The New Brazil. By Riordan Roett. Washington, DC: Brookings Institution Press, 2010. Pp. vii + 178. $29.95 cloth. ISBN: 9780815704232.
Brazil on the Rise: The Story of a Country Transformed. By Larry Rohter. New York: Palgrave Macmillan, 2010. Pp. 289. $19.00 paper. ISBN: 9780230618879.
Relations internationales du Brésil, les chemins de la puissance. Edited by Denis Rolland and Antônio Carlos Lessa. Paris: L’Harmattan, 2010. Vol. 1, Représentations globales, pp. 322. €29.93 paper. ISBN: 9782296135437. Vol. 2, Aspects ré gionaux et thé matiques, pp. 430. €36.10 paper. ISBN: 9782296132108.
Brazil and the United States: Convergence and Divergence. By Joseph Smith. Athens: University of Georgia Press, 2010. Pp. ix + 243. $24.95 paper. ISBN: 9780820327709.
A agenda internacional do Brasil: A política externa brasileira de FHC a Lula. By Amaury de Souza. Rio de Janeiro: Elsevier, Centro Brasileiro de Relações Internacionais, and Campus, 2009. Pp. 191. R$52.50 cloth. ISBN: 9788535234626.
Brazilian Foreign Policy in Changing Times: The Quest for Autonomy from Sarney to Lula. By Tullo Vigevani and Gabriel Cepaluni. Translated by Leandro Moura. Lanham, MD: Lexington Books, 2009. Pp. xx + 169. $29.99 paper. ISBN: 9780739128824.

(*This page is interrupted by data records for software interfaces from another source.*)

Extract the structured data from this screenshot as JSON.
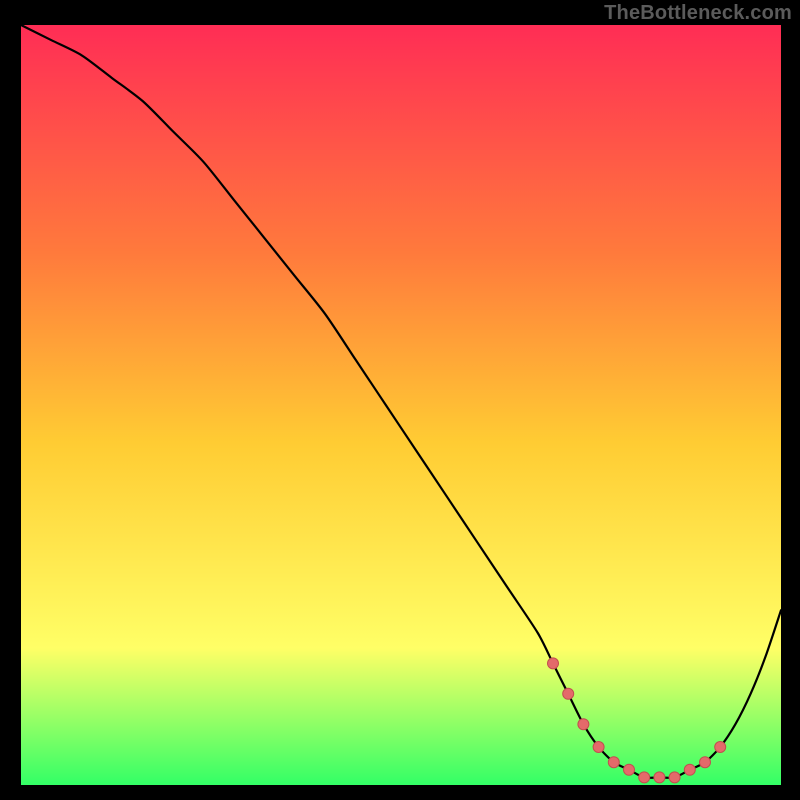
{
  "watermark": "TheBottleneck.com",
  "colors": {
    "background": "#000000",
    "gradient_top": "#ff2d55",
    "gradient_mid_upper": "#ff7a3c",
    "gradient_mid": "#ffcc33",
    "gradient_mid_lower": "#ffff66",
    "gradient_bottom": "#33ff66",
    "curve": "#000000",
    "marker": "#e46a6a",
    "marker_stroke": "#c24f4f"
  },
  "chart_data": {
    "type": "line",
    "title": "",
    "xlabel": "",
    "ylabel": "",
    "xlim": [
      0,
      100
    ],
    "ylim": [
      0,
      100
    ],
    "series": [
      {
        "name": "bottleneck-curve",
        "x": [
          0,
          4,
          8,
          12,
          16,
          20,
          24,
          28,
          32,
          36,
          40,
          44,
          48,
          52,
          56,
          60,
          64,
          68,
          70,
          72,
          74,
          76,
          78,
          80,
          82,
          84,
          86,
          88,
          90,
          92,
          94,
          96,
          98,
          100
        ],
        "y": [
          100,
          98,
          96,
          93,
          90,
          86,
          82,
          77,
          72,
          67,
          62,
          56,
          50,
          44,
          38,
          32,
          26,
          20,
          16,
          12,
          8,
          5,
          3,
          2,
          1,
          1,
          1,
          2,
          3,
          5,
          8,
          12,
          17,
          23
        ]
      }
    ],
    "markers": {
      "name": "highlight-points",
      "x": [
        70,
        72,
        74,
        76,
        78,
        80,
        82,
        84,
        86,
        88,
        90,
        92
      ],
      "y": [
        16,
        12,
        8,
        5,
        3,
        2,
        1,
        1,
        1,
        2,
        3,
        5
      ]
    },
    "legend": false,
    "grid": false
  }
}
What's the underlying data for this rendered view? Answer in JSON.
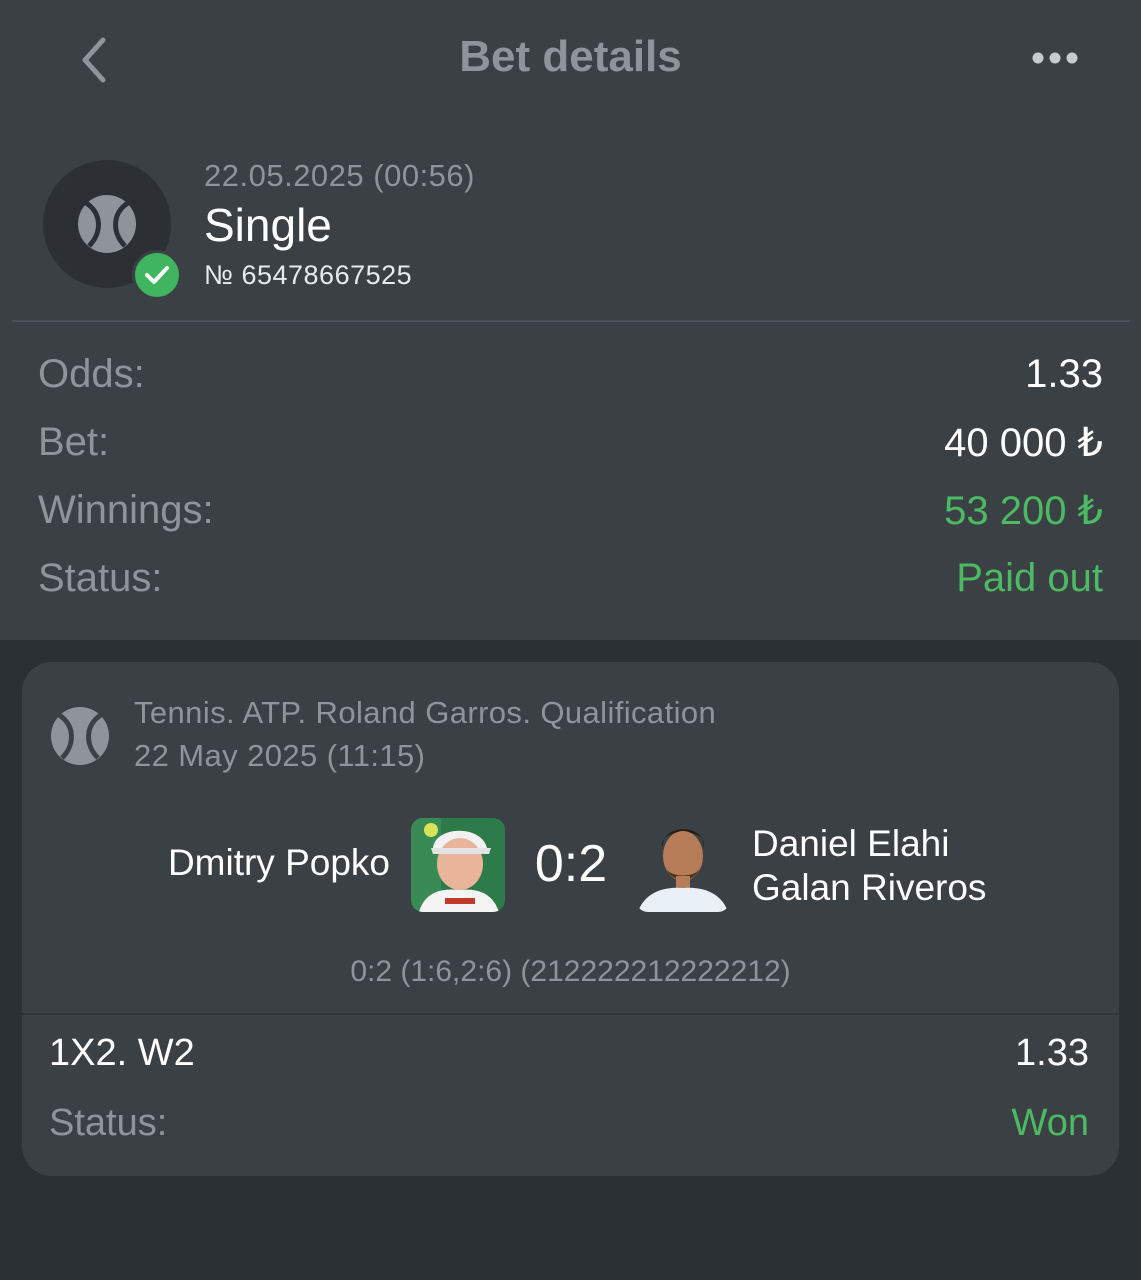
{
  "header": {
    "title": "Bet details"
  },
  "summary": {
    "date": "22.05.2025 (00:56)",
    "type": "Single",
    "number": "№ 65478667525",
    "rows": [
      {
        "label": "Odds:",
        "value": "1.33"
      },
      {
        "label": "Bet:",
        "value": "40 000 ₺"
      },
      {
        "label": "Winnings:",
        "value": "53 200 ₺"
      },
      {
        "label": "Status:",
        "value": "Paid out"
      }
    ]
  },
  "event": {
    "title": "Tennis. ATP. Roland Garros. Qualification",
    "date": "22 May 2025 (11:15)",
    "player1": "Dmitry Popko",
    "player2_line1": "Daniel Elahi",
    "player2_line2": "Galan Riveros",
    "score": "0:2",
    "score_details": "0:2 (1:6,2:6) (212222212222212)"
  },
  "selection": {
    "market": "1X2. W2",
    "odds": "1.33",
    "status_label": "Status:",
    "status_value": "Won"
  },
  "colors": {
    "background_top": "#3b4045",
    "background_bottom": "#2b3034",
    "accent_green": "#4cba63",
    "muted_text": "#8e949a"
  },
  "icons": [
    "back-chevron-icon",
    "more-dots-icon",
    "tennis-ball-icon",
    "check-icon"
  ]
}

Brazilian foreign policy has never been a major point of interest among the non-Brazilian scholars who call themselves Brazilianists. Over a span of almost thirty years, the four edited collections of that epistemic community’s informal state of the art—Alfred Stepan’s Authoritarian Brazil (1973) and Democratizing Brazil (1989), and Peter R. Kingstone and Timothy J. Power’s Democratic Brazil (2000) and Democratic Brazil Revisited (2008)—have altogether one chapter on foreign relations. A small number of scholarly books have looked at the topic over the past forty years, mostly focusing on historical problems, overwhelmingly on aspects of the relationship with the United States. Ronald M. Schneider’s Brazil, Foreign [End Page 204] Policy of a Future World Power (1976) and Wayne A. Selcher’s Brazil’s Multilateral Relations (1978) and Brazil in the International System (1981) stand out as pathbreaking attempts to look broadly at the country’s foreign relations as if Brazil were a significant power or at least a “normal” state from the standpoint of mainstream foreign policy studies. Like some stretches of the Trans-Amazonian Highway, however, bushes and trees progressively invaded the path with years of neglect, a situation that only now appears to be changing. The major exception is Andrew Hurrell and Leticia Pinheiro’s 2006 collection Brazil in the World: Globalization and State Power, which reopened the path but whose broad coverage of issues, intriguingly, is ignored by the many works reviewed here.

While northern (colonial?) area studies remained largely indifferent, a very different scenario was playing out in Brazil itself, where historians and scholar-diplomats have long been engaged in the study of their country’s foreign relations.1 The Revista Brasileira de Política Internacional has been published without interruption since 1958 by the Instituto Brasileiro de Relações Internacionais (IBRI). The University of Brasilia (UnB) introduced a graduate program in the history of Brazilian foreign policy in 1984, and for a long while the academic field was dominated by the works of UnB historians, in particular Amado Luis Cervo and Luiz Alberto Moniz Bandeira. There is also a strong tradition among senior Brazilian diplomats to produce and publish book-length studies about various aspects of their country’s foreign policy: for instance, and among a large number of other works, Fernando de Mello Barreto’s two-volume Sucessores do Barão (2001, 2006), Gelson Fonseca’s A legitimidade e outras questões internacionais (1998) and O interesse e a regra (2008), and perhaps...